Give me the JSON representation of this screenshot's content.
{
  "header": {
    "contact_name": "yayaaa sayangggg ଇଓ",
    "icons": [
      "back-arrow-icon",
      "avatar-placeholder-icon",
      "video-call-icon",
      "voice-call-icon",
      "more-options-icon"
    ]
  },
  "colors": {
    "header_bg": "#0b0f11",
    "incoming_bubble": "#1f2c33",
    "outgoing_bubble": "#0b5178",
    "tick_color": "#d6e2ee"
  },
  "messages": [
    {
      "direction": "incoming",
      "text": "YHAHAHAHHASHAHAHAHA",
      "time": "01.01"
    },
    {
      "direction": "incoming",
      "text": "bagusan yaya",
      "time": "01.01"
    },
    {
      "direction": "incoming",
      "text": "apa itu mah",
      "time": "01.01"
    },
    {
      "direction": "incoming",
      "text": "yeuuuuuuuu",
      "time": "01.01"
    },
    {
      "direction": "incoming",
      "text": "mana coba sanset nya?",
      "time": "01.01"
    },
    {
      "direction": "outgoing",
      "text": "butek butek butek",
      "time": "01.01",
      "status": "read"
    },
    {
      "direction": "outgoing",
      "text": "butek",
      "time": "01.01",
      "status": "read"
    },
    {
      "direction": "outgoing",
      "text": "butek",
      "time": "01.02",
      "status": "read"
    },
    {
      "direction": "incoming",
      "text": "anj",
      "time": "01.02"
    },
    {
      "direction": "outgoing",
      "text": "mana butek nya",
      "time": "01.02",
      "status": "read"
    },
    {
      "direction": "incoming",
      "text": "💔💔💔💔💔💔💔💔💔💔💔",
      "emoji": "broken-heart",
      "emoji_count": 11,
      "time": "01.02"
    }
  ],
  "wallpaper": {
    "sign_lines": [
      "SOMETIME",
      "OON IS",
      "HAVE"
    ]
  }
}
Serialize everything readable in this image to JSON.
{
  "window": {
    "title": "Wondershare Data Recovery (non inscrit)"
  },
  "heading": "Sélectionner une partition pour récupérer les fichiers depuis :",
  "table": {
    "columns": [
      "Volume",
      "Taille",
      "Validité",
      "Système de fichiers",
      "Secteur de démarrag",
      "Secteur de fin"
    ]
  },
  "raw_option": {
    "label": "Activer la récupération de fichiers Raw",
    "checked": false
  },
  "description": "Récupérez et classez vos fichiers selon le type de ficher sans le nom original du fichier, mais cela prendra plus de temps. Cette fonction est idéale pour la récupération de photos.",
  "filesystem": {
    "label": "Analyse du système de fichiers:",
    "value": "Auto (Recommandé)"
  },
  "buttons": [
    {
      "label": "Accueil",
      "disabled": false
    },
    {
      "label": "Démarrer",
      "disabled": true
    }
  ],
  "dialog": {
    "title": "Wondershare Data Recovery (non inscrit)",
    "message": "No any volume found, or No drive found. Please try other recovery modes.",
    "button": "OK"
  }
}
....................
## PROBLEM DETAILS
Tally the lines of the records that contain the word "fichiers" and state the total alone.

## RESPONSE TO THIS TASK
5